Return each line of the listing in which the word "streets" appears.
** Opening Task material block **
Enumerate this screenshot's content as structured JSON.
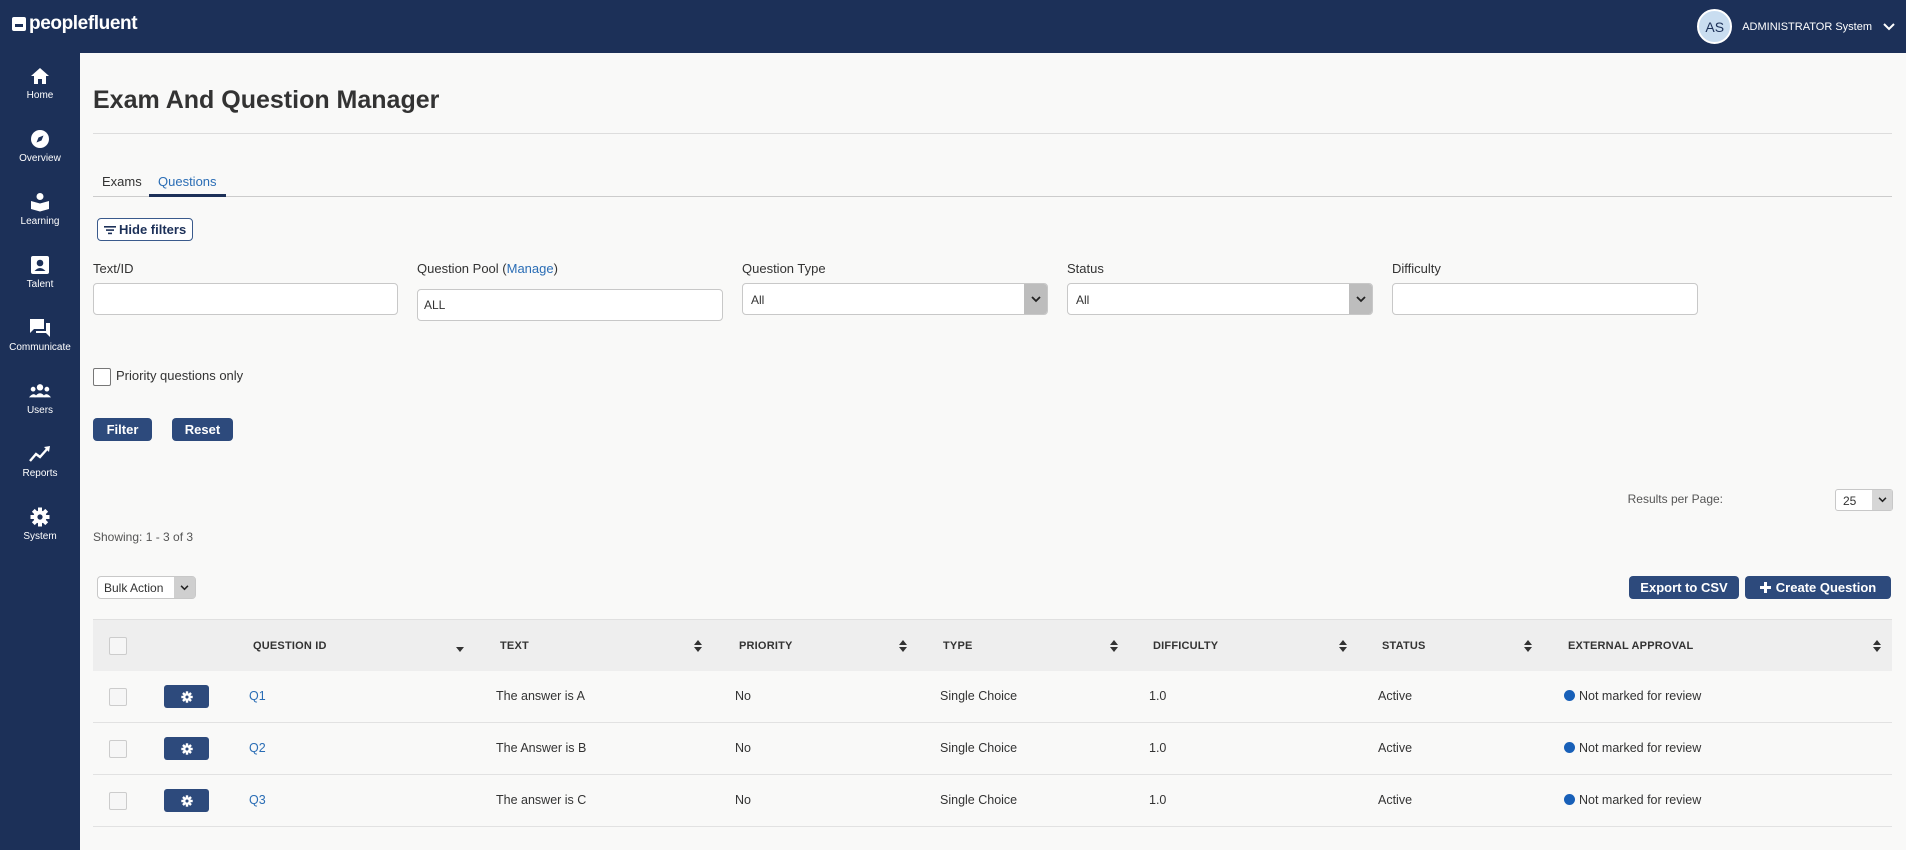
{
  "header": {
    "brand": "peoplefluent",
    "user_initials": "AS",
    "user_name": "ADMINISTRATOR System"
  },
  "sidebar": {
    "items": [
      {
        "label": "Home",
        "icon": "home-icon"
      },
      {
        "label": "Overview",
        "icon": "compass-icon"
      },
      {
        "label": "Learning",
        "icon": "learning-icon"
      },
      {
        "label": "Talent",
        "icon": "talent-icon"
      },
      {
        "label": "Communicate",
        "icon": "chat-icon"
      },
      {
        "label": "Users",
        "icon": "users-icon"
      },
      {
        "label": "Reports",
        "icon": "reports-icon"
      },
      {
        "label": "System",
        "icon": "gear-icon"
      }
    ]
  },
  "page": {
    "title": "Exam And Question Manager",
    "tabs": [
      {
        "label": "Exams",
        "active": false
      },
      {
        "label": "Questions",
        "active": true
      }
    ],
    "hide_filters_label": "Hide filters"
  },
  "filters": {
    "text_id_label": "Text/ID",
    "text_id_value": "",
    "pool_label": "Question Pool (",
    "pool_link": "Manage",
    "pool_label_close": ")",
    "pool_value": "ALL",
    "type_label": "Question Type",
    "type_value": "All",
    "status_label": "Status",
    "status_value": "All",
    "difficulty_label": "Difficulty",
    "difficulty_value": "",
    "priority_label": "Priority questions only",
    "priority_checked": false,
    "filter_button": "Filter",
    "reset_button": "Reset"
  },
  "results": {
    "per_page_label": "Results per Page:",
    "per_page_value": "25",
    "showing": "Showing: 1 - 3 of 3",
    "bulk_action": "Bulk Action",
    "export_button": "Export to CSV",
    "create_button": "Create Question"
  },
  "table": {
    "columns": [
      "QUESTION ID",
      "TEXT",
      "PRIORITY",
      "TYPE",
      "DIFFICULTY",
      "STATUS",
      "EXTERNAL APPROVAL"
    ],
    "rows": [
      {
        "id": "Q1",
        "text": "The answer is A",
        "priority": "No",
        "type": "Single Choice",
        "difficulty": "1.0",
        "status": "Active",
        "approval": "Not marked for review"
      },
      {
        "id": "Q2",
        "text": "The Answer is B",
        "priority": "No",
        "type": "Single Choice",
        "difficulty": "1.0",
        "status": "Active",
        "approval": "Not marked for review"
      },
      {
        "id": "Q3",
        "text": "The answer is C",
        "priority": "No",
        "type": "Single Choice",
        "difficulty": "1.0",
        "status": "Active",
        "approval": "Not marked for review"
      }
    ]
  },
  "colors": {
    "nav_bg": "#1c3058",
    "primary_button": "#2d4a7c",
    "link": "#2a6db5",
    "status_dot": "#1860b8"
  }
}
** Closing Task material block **
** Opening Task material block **
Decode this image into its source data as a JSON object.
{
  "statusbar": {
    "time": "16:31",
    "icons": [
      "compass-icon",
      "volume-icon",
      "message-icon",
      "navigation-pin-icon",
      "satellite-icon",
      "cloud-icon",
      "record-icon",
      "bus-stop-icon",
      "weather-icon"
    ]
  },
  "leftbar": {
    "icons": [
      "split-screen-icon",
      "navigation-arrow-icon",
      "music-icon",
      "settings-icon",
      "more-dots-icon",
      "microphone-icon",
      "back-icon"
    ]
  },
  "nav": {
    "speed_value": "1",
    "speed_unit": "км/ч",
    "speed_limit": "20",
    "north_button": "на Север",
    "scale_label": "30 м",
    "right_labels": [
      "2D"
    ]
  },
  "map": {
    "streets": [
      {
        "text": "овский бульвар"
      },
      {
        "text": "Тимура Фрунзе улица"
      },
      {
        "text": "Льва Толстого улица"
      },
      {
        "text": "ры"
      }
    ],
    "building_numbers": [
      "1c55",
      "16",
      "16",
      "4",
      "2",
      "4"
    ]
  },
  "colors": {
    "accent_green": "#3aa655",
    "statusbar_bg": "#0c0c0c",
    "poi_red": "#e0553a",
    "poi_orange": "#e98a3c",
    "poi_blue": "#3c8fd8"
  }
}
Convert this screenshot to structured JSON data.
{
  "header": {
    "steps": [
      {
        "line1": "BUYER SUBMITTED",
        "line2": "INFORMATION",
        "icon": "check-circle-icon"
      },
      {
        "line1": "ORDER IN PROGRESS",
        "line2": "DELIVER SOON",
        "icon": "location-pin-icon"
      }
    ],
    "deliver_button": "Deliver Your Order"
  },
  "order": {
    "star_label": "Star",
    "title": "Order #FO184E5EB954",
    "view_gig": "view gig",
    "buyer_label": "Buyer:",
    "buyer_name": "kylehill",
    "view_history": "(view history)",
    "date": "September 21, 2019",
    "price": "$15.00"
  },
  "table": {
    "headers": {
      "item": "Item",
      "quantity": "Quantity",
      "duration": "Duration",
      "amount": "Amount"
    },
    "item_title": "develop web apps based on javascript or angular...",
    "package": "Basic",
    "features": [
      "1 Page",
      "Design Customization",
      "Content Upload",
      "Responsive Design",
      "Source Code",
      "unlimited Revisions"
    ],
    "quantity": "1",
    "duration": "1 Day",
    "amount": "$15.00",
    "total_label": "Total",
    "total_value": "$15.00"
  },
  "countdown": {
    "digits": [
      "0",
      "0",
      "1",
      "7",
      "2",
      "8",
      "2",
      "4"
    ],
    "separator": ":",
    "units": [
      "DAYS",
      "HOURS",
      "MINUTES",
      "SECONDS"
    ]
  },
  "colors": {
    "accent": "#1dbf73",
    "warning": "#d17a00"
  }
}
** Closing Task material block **
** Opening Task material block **
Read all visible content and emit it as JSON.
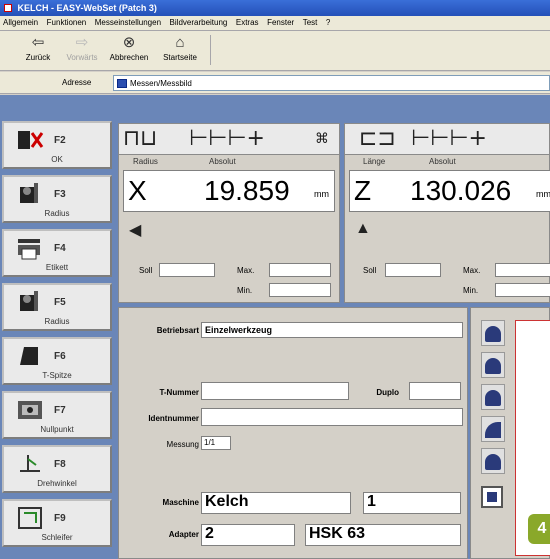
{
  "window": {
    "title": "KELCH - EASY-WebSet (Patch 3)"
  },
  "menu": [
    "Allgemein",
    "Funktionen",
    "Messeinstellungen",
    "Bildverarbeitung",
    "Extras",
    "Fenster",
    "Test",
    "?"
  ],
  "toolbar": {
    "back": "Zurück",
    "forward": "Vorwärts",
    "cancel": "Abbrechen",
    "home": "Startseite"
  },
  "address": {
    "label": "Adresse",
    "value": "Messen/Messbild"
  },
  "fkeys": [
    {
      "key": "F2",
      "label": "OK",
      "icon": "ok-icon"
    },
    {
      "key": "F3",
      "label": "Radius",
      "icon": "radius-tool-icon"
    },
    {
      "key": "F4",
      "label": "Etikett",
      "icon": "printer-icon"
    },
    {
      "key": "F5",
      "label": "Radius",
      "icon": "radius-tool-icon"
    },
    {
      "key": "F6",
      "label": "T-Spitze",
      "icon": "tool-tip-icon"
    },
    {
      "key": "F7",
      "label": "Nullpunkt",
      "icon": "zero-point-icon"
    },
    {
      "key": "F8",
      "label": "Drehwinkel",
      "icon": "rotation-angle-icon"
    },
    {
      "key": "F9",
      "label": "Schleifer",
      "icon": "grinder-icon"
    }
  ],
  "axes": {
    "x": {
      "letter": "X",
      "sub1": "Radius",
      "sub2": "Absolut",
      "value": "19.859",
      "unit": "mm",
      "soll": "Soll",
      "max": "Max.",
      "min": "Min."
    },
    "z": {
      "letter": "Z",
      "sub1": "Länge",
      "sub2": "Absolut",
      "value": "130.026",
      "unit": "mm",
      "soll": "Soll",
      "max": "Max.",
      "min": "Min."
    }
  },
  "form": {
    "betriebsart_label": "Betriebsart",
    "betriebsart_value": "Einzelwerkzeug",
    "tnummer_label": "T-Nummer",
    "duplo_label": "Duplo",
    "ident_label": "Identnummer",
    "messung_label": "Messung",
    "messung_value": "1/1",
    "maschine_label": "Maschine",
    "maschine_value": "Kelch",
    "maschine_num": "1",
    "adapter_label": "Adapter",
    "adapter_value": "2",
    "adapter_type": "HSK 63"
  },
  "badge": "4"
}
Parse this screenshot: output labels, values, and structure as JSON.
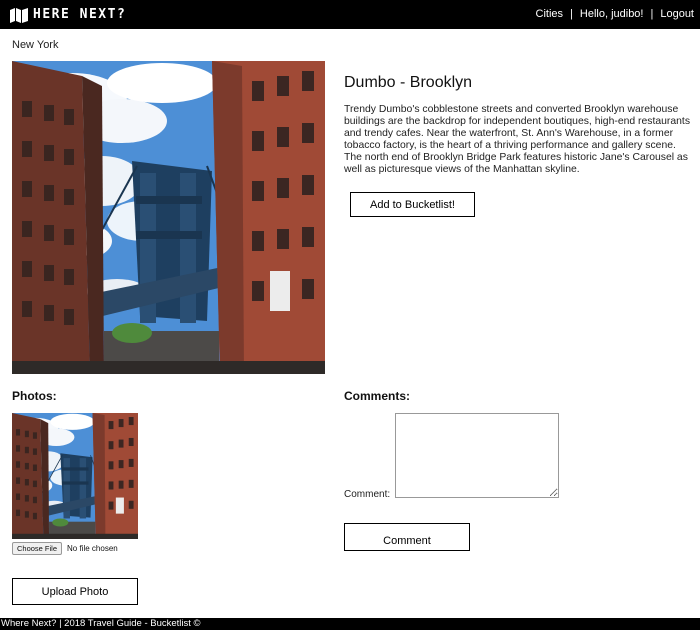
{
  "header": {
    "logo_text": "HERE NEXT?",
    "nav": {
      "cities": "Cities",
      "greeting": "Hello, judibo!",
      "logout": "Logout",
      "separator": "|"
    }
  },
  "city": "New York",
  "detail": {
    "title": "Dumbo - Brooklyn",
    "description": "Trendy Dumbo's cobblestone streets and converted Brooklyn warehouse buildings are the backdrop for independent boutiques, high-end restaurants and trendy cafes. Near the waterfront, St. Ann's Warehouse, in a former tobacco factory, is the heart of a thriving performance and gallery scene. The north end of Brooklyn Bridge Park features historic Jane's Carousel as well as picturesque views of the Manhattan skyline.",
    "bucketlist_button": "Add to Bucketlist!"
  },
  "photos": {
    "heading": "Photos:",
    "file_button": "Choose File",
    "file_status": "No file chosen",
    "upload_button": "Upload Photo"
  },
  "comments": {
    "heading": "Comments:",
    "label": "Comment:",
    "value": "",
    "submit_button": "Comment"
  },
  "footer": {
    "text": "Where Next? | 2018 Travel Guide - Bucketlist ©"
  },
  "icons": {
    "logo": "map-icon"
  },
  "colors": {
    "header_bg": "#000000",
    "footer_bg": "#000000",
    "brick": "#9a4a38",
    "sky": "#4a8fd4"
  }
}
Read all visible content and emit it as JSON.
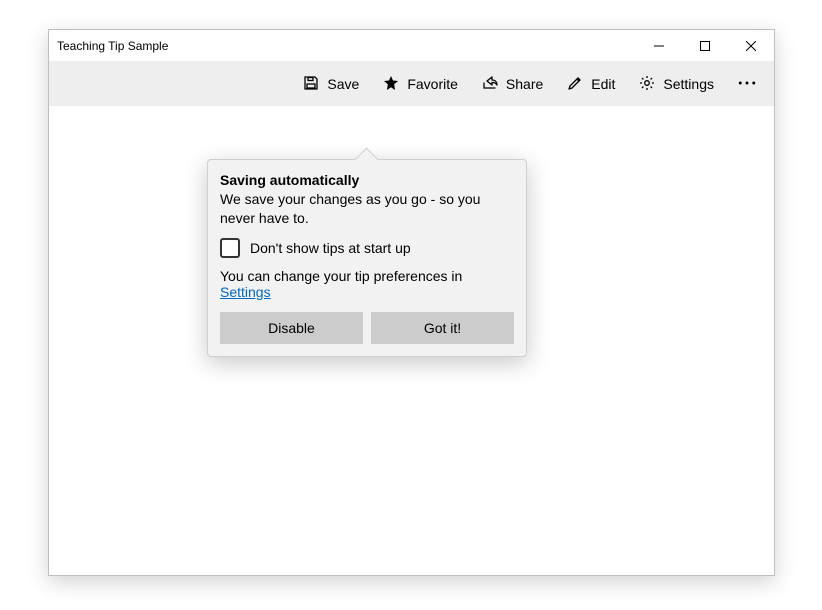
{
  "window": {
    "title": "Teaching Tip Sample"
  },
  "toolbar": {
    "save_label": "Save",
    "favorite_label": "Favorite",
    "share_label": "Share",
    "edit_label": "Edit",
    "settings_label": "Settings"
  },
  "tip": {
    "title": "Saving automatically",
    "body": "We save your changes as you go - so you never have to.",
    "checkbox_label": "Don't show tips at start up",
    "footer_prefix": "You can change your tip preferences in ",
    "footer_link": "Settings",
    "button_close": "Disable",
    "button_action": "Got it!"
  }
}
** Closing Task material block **
» The answer
    "streets": [
    "description": "Trendy Dumbo's cobblestone streets and converted Brooklyn warehouse buildings are the backdrop for independent boutiques, high-end restaurants and trendy cafes. Near the waterfront, St. Ann's Warehouse, in a former tobacco factory, is the heart of a thriving performance and gallery scene. The north end of Brooklyn Bridge Park features historic Jane's Carousel as well as picturesque views of the Manhattan skyline.",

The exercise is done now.